Instructions to follow:
Every record is to be returned as written, with no omissions.

[Data extracted from a collection]
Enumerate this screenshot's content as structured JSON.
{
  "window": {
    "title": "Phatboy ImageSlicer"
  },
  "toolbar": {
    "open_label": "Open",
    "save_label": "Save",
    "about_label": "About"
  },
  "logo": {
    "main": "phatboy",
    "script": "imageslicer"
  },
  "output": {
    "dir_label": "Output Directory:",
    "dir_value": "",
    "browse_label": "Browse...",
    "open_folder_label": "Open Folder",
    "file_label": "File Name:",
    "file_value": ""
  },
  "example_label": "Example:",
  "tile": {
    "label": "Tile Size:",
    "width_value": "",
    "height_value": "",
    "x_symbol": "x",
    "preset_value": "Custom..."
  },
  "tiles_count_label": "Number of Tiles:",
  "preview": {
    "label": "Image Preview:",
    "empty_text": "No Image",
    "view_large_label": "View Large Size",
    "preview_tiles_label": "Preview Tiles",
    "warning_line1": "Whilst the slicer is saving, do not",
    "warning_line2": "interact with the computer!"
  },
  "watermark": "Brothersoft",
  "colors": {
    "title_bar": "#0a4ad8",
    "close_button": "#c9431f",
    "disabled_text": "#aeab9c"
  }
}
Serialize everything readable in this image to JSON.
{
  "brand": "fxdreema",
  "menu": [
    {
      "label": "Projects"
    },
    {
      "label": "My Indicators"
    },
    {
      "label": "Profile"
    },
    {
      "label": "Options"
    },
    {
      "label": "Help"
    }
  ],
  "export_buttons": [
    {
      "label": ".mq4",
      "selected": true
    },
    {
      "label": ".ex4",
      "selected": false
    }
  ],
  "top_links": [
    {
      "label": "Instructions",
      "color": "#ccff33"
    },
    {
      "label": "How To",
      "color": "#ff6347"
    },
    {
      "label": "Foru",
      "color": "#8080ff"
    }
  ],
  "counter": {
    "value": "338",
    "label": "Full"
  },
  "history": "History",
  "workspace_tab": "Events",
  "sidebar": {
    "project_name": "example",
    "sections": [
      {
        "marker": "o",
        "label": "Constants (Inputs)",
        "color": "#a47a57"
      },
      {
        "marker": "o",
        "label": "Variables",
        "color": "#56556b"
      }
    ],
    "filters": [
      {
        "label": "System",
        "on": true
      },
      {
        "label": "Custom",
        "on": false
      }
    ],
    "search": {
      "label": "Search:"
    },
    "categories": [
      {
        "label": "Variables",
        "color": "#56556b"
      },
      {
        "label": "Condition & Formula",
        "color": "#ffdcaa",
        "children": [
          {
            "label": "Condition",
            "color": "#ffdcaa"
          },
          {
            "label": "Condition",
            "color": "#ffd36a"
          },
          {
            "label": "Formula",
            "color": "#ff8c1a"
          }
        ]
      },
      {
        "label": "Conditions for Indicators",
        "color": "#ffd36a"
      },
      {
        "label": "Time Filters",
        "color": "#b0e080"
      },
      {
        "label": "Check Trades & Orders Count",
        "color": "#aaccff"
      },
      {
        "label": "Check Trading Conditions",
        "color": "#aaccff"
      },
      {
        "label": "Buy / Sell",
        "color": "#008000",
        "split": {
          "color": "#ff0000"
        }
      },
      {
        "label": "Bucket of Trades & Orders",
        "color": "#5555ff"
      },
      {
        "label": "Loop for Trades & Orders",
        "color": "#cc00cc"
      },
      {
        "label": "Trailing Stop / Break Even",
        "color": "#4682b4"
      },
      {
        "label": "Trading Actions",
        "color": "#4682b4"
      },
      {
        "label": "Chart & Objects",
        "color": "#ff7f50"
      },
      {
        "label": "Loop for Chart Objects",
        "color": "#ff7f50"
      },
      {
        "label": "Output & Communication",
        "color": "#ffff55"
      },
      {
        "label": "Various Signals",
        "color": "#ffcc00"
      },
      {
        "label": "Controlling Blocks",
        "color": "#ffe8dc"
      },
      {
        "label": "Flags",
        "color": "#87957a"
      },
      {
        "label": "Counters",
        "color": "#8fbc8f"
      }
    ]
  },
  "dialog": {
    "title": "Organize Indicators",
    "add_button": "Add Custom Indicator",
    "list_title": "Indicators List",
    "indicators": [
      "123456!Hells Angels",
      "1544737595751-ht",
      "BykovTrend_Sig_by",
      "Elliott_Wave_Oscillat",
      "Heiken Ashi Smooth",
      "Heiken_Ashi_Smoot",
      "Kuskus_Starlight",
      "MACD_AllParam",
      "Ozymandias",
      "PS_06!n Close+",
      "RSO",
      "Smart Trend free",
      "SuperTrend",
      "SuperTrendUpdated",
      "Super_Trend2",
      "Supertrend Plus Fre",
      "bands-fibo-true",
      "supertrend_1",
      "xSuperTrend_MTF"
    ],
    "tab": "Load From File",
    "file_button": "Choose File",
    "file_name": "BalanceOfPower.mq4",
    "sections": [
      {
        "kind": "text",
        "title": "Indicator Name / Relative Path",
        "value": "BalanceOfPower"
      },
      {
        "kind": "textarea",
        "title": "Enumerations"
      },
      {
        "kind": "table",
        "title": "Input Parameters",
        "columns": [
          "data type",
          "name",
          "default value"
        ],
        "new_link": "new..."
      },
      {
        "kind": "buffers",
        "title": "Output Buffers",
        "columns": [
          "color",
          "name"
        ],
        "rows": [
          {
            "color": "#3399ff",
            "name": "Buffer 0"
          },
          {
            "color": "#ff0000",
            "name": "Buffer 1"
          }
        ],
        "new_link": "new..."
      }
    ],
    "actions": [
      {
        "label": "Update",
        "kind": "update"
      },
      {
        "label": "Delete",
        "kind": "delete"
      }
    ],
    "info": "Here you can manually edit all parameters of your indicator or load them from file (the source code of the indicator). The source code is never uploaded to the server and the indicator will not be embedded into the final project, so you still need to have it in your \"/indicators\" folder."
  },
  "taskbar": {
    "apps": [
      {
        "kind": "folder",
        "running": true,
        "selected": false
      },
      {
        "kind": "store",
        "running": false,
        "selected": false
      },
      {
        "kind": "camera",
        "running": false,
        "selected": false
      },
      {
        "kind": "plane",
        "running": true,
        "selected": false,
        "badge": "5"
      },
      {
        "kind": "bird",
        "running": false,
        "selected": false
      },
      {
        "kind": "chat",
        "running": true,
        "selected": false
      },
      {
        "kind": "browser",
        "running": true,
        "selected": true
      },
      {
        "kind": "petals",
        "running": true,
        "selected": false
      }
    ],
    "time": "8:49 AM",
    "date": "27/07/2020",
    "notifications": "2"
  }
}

Solved problem:
Enumerate this screenshot's content as structured JSON.
{
  "window": {
    "title": "Phatboy ImageSlicer"
  },
  "toolbar": {
    "open_label": "Open",
    "save_label": "Save",
    "about_label": "About"
  },
  "logo": {
    "main": "phatboy",
    "script": "imageslicer"
  },
  "output": {
    "dir_label": "Output Directory:",
    "dir_value": "",
    "browse_label": "Browse...",
    "open_folder_label": "Open Folder",
    "file_label": "File Name:",
    "file_value": ""
  },
  "example_label": "Example:",
  "tile": {
    "label": "Tile Size:",
    "width_value": "",
    "height_value": "",
    "x_symbol": "x",
    "preset_value": "Custom..."
  },
  "tiles_count_label": "Number of Tiles:",
  "preview": {
    "label": "Image Preview:",
    "empty_text": "No Image",
    "view_large_label": "View Large Size",
    "preview_tiles_label": "Preview Tiles",
    "warning_line1": "Whilst the slicer is saving, do not",
    "warning_line2": "interact with the computer!"
  },
  "watermark": "Brothersoft",
  "colors": {
    "title_bar": "#0a4ad8",
    "close_button": "#c9431f",
    "disabled_text": "#aeab9c"
  }
}
Serialize everything readable in this image to JSON.
{
  "brand": "fxdreema",
  "menu": [
    {
      "label": "Projects"
    },
    {
      "label": "My Indicators"
    },
    {
      "label": "Profile"
    },
    {
      "label": "Options"
    },
    {
      "label": "Help"
    }
  ],
  "export_buttons": [
    {
      "label": ".mq4",
      "selected": true
    },
    {
      "label": ".ex4",
      "selected": false
    }
  ],
  "top_links": [
    {
      "label": "Instructions",
      "color": "#ccff33"
    },
    {
      "label": "How To",
      "color": "#ff6347"
    },
    {
      "label": "Foru",
      "color": "#8080ff"
    }
  ],
  "counter": {
    "value": "338",
    "label": "Full"
  },
  "history": "History",
  "workspace_tab": "Events",
  "sidebar": {
    "project_name": "example",
    "sections": [
      {
        "marker": "o",
        "label": "Constants (Inputs)",
        "color": "#a47a57"
      },
      {
        "marker": "o",
        "label": "Variables",
        "color": "#56556b"
      }
    ],
    "filters": [
      {
        "label": "System",
        "on": true
      },
      {
        "label": "Custom",
        "on": false
      }
    ],
    "search": {
      "label": "Search:"
    },
    "categories": [
      {
        "label": "Variables",
        "color": "#56556b"
      },
      {
        "label": "Condition & Formula",
        "color": "#ffdcaa",
        "children": [
          {
            "label": "Condition",
            "color": "#ffdcaa"
          },
          {
            "label": "Condition",
            "color": "#ffd36a"
          },
          {
            "label": "Formula",
            "color": "#ff8c1a"
          }
        ]
      },
      {
        "label": "Conditions for Indicators",
        "color": "#ffd36a"
      },
      {
        "label": "Time Filters",
        "color": "#b0e080"
      },
      {
        "label": "Check Trades & Orders Count",
        "color": "#aaccff"
      },
      {
        "label": "Check Trading Conditions",
        "color": "#aaccff"
      },
      {
        "label": "Buy / Sell",
        "color": "#008000",
        "split": {
          "color": "#ff0000"
        }
      },
      {
        "label": "Bucket of Trades & Orders",
        "color": "#5555ff"
      },
      {
        "label": "Loop for Trades & Orders",
        "color": "#cc00cc"
      },
      {
        "label": "Trailing Stop / Break Even",
        "color": "#4682b4"
      },
      {
        "label": "Trading Actions",
        "color": "#4682b4"
      },
      {
        "label": "Chart & Objects",
        "color": "#ff7f50"
      },
      {
        "label": "Loop for Chart Objects",
        "color": "#ff7f50"
      },
      {
        "label": "Output & Communication",
        "color": "#ffff55"
      },
      {
        "label": "Various Signals",
        "color": "#ffcc00"
      },
      {
        "label": "Controlling Blocks",
        "color": "#ffe8dc"
      },
      {
        "label": "Flags",
        "color": "#87957a"
      },
      {
        "label": "Counters",
        "color": "#8fbc8f"
      }
    ]
  },
  "dialog": {
    "title": "Organize Indicators",
    "add_button": "Add Custom Indicator",
    "list_title": "Indicators List",
    "indicators": [
      "123456!Hells Angels",
      "1544737595751-ht",
      "BykovTrend_Sig_by",
      "Elliott_Wave_Oscillat",
      "Heiken Ashi Smooth",
      "Heiken_Ashi_Smoot",
      "Kuskus_Starlight",
      "MACD_AllParam",
      "Ozymandias",
      "PS_06!n Close+",
      "RSO",
      "Smart Trend free",
      "SuperTrend",
      "SuperTrendUpdated",
      "Super_Trend2",
      "Supertrend Plus Fre",
      "bands-fibo-true",
      "supertrend_1",
      "xSuperTrend_MTF"
    ],
    "tab": "Load From File",
    "file_button": "Choose File",
    "file_name": "BalanceOfPower.mq4",
    "sections": [
      {
        "kind": "text",
        "title": "Indicator Name / Relative Path",
        "value": "BalanceOfPower"
      },
      {
        "kind": "textarea",
        "title": "Enumerations"
      },
      {
        "kind": "table",
        "title": "Input Parameters",
        "columns": [
          "data type",
          "name",
          "default value"
        ],
        "new_link": "new..."
      },
      {
        "kind": "buffers",
        "title": "Output Buffers",
        "columns": [
          "color",
          "name"
        ],
        "rows": [
          {
            "color": "#3399ff",
            "name": "Buffer 0"
          },
          {
            "color": "#ff0000",
            "name": "Buffer 1"
          }
        ],
        "new_link": "new..."
      }
    ],
    "actions": [
      {
        "label": "Update",
        "kind": "update"
      },
      {
        "label": "Delete",
        "kind": "delete"
      }
    ],
    "info": "Here you can manually edit all parameters of your indicator or load them from file (the source code of the indicator). The source code is never uploaded to the server and the indicator will not be embedded into the final project, so you still need to have it in your \"/indicators\" folder."
  },
  "taskbar": {
    "apps": [
      {
        "kind": "folder",
        "running": true,
        "selected": false
      },
      {
        "kind": "store",
        "running": false,
        "selected": false
      },
      {
        "kind": "camera",
        "running": false,
        "selected": false
      },
      {
        "kind": "plane",
        "running": true,
        "selected": false,
        "badge": "5"
      },
      {
        "kind": "bird",
        "running": false,
        "selected": false
      },
      {
        "kind": "chat",
        "running": true,
        "selected": false
      },
      {
        "kind": "browser",
        "running": true,
        "selected": true
      },
      {
        "kind": "petals",
        "running": true,
        "selected": false
      }
    ],
    "time": "8:49 AM",
    "date": "27/07/2020",
    "notifications": "2"
  }
}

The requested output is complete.